** Opening Raw data block **

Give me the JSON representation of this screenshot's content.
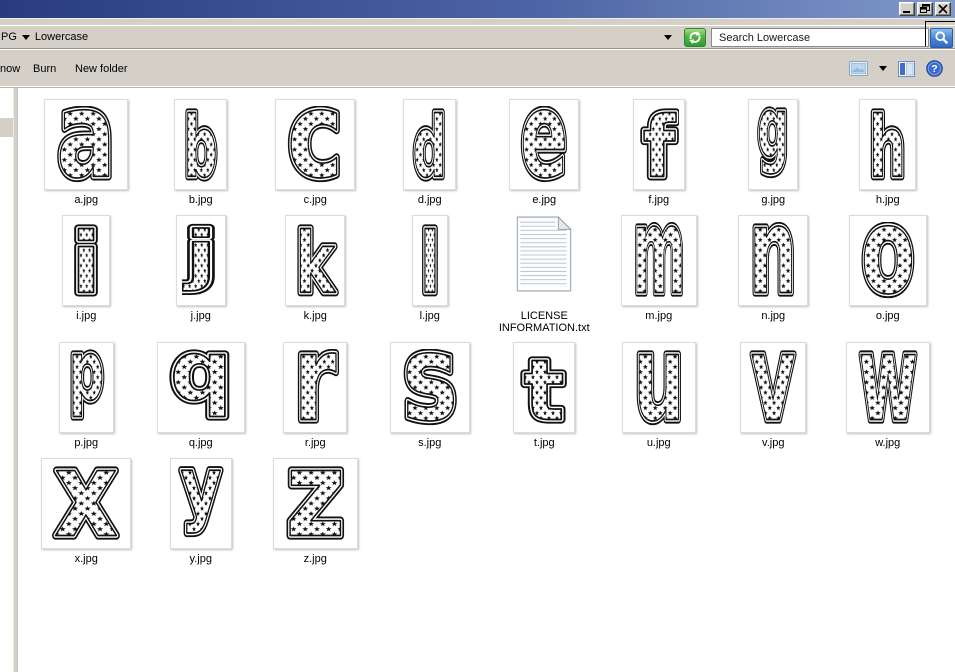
{
  "window": {
    "title": "",
    "controls": {
      "minimize": "minimize",
      "restore": "restore",
      "close": "close"
    }
  },
  "address_bar": {
    "breadcrumb_prefix": "PG",
    "breadcrumb_current": "Lowercase",
    "search_placeholder": "Search Lowercase"
  },
  "toolbar": {
    "items": [
      "now",
      "Burn",
      "New folder"
    ],
    "right_icons": [
      "slideshow-icon",
      "dropdown-arrow",
      "preview-pane-icon",
      "help-icon"
    ]
  },
  "colors": {
    "titlebar_left": "#2a3b80",
    "titlebar_right": "#8099c9",
    "chrome_face": "#d4d0c8",
    "refresh_green": "#52b445",
    "search_blue": "#4a86d4",
    "star_ink": "#111111"
  },
  "files": [
    {
      "label": "a.jpg",
      "letter": "a",
      "width": 84
    },
    {
      "label": "b.jpg",
      "letter": "b",
      "width": 53
    },
    {
      "label": "c.jpg",
      "letter": "c",
      "width": 80
    },
    {
      "label": "d.jpg",
      "letter": "d",
      "width": 53
    },
    {
      "label": "e.jpg",
      "letter": "e",
      "width": 70
    },
    {
      "label": "f.jpg",
      "letter": "f",
      "width": 52
    },
    {
      "label": "g.jpg",
      "letter": "g",
      "width": 50
    },
    {
      "label": "h.jpg",
      "letter": "h",
      "width": 57
    },
    {
      "label": "i.jpg",
      "letter": "i",
      "width": 48
    },
    {
      "label": "j.jpg",
      "letter": "j",
      "width": 50
    },
    {
      "label": "k.jpg",
      "letter": "k",
      "width": 60
    },
    {
      "label": "l.jpg",
      "letter": "l",
      "width": 36
    },
    {
      "label": "LICENSE INFORMATION.txt",
      "type": "text-document",
      "label_lines": [
        "LICENSE",
        "INFORMATION.txt"
      ],
      "width": 65
    },
    {
      "label": "m.jpg",
      "letter": "m",
      "width": 76
    },
    {
      "label": "n.jpg",
      "letter": "n",
      "width": 70
    },
    {
      "label": "o.jpg",
      "letter": "o",
      "width": 78
    },
    {
      "label": "p.jpg",
      "letter": "p",
      "width": 55
    },
    {
      "label": "q.jpg",
      "letter": "q",
      "width": 88
    },
    {
      "label": "r.jpg",
      "letter": "r",
      "width": 64
    },
    {
      "label": "s.jpg",
      "letter": "s",
      "width": 80
    },
    {
      "label": "t.jpg",
      "letter": "t",
      "width": 62
    },
    {
      "label": "u.jpg",
      "letter": "u",
      "width": 74
    },
    {
      "label": "v.jpg",
      "letter": "v",
      "width": 66
    },
    {
      "label": "w.jpg",
      "letter": "w",
      "width": 84
    },
    {
      "label": "x.jpg",
      "letter": "x",
      "width": 90
    },
    {
      "label": "y.jpg",
      "letter": "y",
      "width": 62
    },
    {
      "label": "z.jpg",
      "letter": "z",
      "width": 85
    }
  ]
}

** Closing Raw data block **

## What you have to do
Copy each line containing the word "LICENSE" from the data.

## Output
      "label": "LICENSE INFORMATION.txt",
        "LICENSE",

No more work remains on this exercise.